Thanks for that late flurry of stats last week, Paul has updated the interactive version and the pdf has also been updated ready for downloading. Looking at the pattern of rainfall, I put together this rough schematic (above) showing the areas affected least and most by our meandering jet stream. It makes sense to me because when we have a southerly-orientated jet stream, the south-west of England is the first landfall, whereas when it’s a more northerly-orientated, the north / north-west of Ireland and the U.K (Scotland) is in the firing line.
The central and eastern areas of the south of England / Midlands are consistently the driest, however there’s a dividing line, south of Milton Keynes where you are more likely to be affected by rainfall pushing up from the continent during the summer, so this is why you often see higher rainfall totals for the south coast for example than The Midlands. As I intimated last week, I don’t think it’s a surprise that the Romans built the Great North Road up the eastern side of the country because it’s consistently the driest area, along a dividing line east of the M11 / A1.
Ok, I accept these are generalisations from the 100 or so stats we got, but the patterns are pretty stable, even if the totals vary from year to year. Thanks again for all the time and effort taken to submit stats.
Cold Temperature Dessication

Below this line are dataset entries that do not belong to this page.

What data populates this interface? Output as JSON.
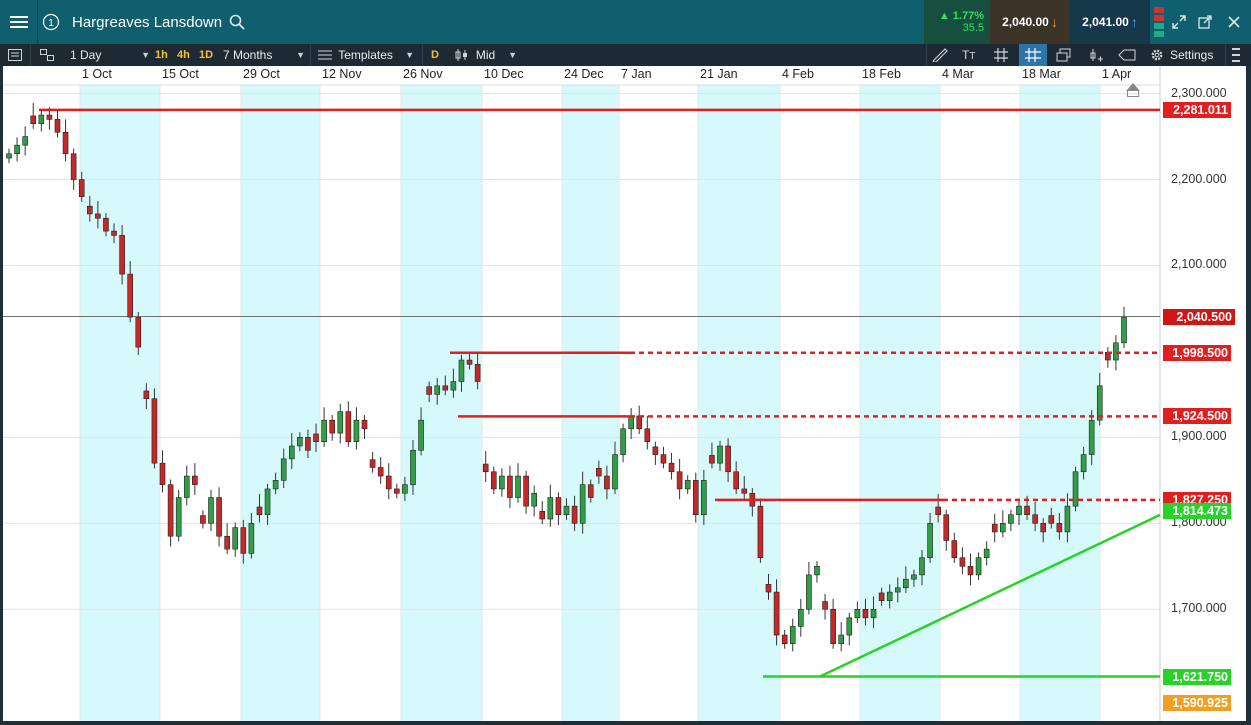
{
  "header": {
    "instrument": "Hargreaves Lansdown",
    "change_pct": "1.77%",
    "change_pts": "35.5",
    "sell_price": "2,040.00",
    "buy_price": "2,041.00"
  },
  "toolbar": {
    "interval": "1 Day",
    "quick_intervals": [
      "1h",
      "4h",
      "1D"
    ],
    "range": "7 Months",
    "templates": "Templates",
    "d_badge": "D",
    "price_type": "Mid",
    "settings": "Settings"
  },
  "colors": {
    "header_bg": "#0f5f6e",
    "toolbar_bg": "#1e2a33",
    "up_candle": "#2f9e44",
    "down_candle": "#c62828",
    "resistance": "#e02020",
    "support": "#28d228",
    "shaded_band": "#d6fafc"
  },
  "chart_data": {
    "type": "candlestick",
    "y_axis_ticks": [
      "2,300.000",
      "2,200.000",
      "2,100.000",
      "1,900.000",
      "1,800.000",
      "1,700.000"
    ],
    "y_axis_values": [
      2300,
      2200,
      2100,
      1900,
      1800,
      1700
    ],
    "x_axis_ticks": [
      "1 Oct",
      "15 Oct",
      "29 Oct",
      "12 Nov",
      "26 Nov",
      "10 Dec",
      "24 Dec",
      "7 Jan",
      "21 Jan",
      "4 Feb",
      "18 Feb",
      "4 Mar",
      "18 Mar",
      "1 Apr"
    ],
    "ylim": [
      1570,
      2310
    ],
    "current_price": "2,040.500",
    "current_value": 2040.5,
    "levels": [
      {
        "label": "2,281.011",
        "value": 2281.011,
        "color": "#e02020"
      },
      {
        "label": "1,998.500",
        "value": 1998.5,
        "color": "#e02020"
      },
      {
        "label": "1,924.500",
        "value": 1924.5,
        "color": "#e02020"
      },
      {
        "label": "1,827.250",
        "value": 1827.25,
        "color": "#e02020"
      },
      {
        "label": "1,814.473",
        "value": 1814.473,
        "color": "#28d228"
      },
      {
        "label": "1,621.750",
        "value": 1621.75,
        "color": "#28d228"
      },
      {
        "label": "1,590.925",
        "value": 1590.925,
        "color": "#f0a020"
      }
    ],
    "closes": [
      2230,
      2240,
      2250,
      2265,
      2275,
      2270,
      2255,
      2230,
      2200,
      2180,
      2160,
      2155,
      2140,
      2135,
      2090,
      2040,
      2005,
      1945,
      1870,
      1845,
      1785,
      1830,
      1855,
      1845,
      1800,
      1830,
      1785,
      1770,
      1795,
      1765,
      1800,
      1810,
      1840,
      1850,
      1875,
      1890,
      1900,
      1885,
      1895,
      1920,
      1905,
      1930,
      1895,
      1920,
      1910,
      1865,
      1855,
      1840,
      1835,
      1845,
      1885,
      1920,
      1950,
      1960,
      1955,
      1965,
      1990,
      1985,
      1965,
      1860,
      1840,
      1855,
      1830,
      1855,
      1820,
      1835,
      1805,
      1830,
      1810,
      1820,
      1800,
      1845,
      1830,
      1855,
      1840,
      1880,
      1910,
      1925,
      1910,
      1895,
      1880,
      1870,
      1860,
      1840,
      1850,
      1810,
      1850,
      1870,
      1890,
      1860,
      1840,
      1835,
      1820,
      1760,
      1720,
      1670,
      1660,
      1680,
      1700,
      1740,
      1750,
      1700,
      1660,
      1670,
      1690,
      1700,
      1690,
      1700,
      1710,
      1720,
      1725,
      1735,
      1740,
      1760,
      1800,
      1810,
      1780,
      1760,
      1750,
      1740,
      1760,
      1770,
      1790,
      1800,
      1810,
      1820,
      1810,
      1800,
      1790,
      1800,
      1790,
      1820,
      1860,
      1880,
      1920,
      1960,
      1990,
      2010,
      2040
    ]
  }
}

Now this obviously doesn’t apply to everyone, but in the drier areas of the U.K and Ireland, I think we will see some cold-temperature dessication starting to show by the end of the week / beginning of next week if the high pressure holds in situ. This primarily affects shallower-rooted grasses, so Poa annua in particular, both the annual and perennial biotypes. You may start to see (after a week of frosts that is), bleaching of areas in a pattern synonymous with Poa biotype distribution, especially on sandier rootzones and / or areas high in organic matter where rooting is shallower.

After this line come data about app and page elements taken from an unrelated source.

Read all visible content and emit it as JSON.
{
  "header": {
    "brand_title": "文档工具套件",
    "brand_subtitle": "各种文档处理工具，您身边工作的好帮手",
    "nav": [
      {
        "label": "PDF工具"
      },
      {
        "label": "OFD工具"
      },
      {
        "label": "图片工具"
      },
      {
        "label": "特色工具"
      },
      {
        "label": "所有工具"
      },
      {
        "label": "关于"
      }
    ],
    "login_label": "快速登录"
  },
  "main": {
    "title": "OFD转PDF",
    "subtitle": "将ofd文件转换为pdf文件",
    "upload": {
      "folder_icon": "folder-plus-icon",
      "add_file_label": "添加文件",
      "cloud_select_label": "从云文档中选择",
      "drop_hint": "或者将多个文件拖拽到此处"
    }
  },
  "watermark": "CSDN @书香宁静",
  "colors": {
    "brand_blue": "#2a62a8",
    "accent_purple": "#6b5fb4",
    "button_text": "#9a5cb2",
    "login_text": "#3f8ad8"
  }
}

With many clubs operating an ‘open-even if frosty’ golfing policy (out of economic necessity), the effect of day-to day-play in a fixed pattern without the ability to move holes (because of the frost) tends to exaggerate this phenomenon. As I intimated above, it won’t be everywhere but I think it will appear this February because of the cold, dry high pressure that’s coming into play. Nothing you can do about it, it’s just worth noting that’s all.

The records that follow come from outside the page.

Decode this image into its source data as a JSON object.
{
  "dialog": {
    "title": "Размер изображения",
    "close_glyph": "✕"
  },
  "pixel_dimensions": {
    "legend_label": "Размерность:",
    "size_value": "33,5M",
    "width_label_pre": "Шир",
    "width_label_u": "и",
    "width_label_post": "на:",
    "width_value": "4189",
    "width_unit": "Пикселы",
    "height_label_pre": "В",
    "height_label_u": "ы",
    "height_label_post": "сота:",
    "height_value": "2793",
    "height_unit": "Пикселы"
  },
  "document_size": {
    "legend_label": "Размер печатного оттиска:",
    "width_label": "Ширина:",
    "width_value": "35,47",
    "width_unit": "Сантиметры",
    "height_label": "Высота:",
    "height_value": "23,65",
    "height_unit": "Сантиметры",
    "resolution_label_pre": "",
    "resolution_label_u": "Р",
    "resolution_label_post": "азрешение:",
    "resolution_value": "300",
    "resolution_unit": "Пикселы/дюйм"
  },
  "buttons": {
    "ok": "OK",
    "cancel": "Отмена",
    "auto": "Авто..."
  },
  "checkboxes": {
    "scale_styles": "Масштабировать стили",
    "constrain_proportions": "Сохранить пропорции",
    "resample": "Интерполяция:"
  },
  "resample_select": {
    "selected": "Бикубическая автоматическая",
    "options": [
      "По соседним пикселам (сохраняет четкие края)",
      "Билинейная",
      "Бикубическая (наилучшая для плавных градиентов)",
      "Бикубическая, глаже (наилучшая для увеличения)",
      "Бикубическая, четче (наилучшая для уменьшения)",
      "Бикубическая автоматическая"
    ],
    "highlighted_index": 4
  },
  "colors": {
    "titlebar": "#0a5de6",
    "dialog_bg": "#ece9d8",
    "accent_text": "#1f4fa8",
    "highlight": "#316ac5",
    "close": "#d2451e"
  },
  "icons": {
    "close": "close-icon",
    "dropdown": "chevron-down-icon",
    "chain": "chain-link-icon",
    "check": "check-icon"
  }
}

January’s GDD data showed a month of 2 halves really, mild in the beginning with rain and then cold at the end as the jet stream sunk lower. The total for The Oxfordshire, Thame shown above was 22.5 growth-degree days, whereas down on the Costa Del Bournemouth the figure was double that at 47, in other words, good growing for half of the month ! You can download the pdf here
If we drill down into the growth potential and rainfall stats we can see clearly the majority of growth was achieved in the first half of January.
Great for recovery, but unfortunately we can also see we were consistently wet throughout the month in this location, so areas really didn’t get an opportunity to dry out. Better this coming month on that front but I have a feeling February will be a little or no growth month in 2015.
Despite the cold weather, there has been a few reports of Leatherjacket and Chafer activity, but I’m hoping this cold spell will knock that on the head. That said it’s often the case that Badgers, Corvids, etc are at their hungriest at this time of year, so you have a higher potential for damage on managed-turf this month when food is scarce as they search for grubs.
Ok that’s it for this week, the in-tray beckons….
All the best and wrap up well….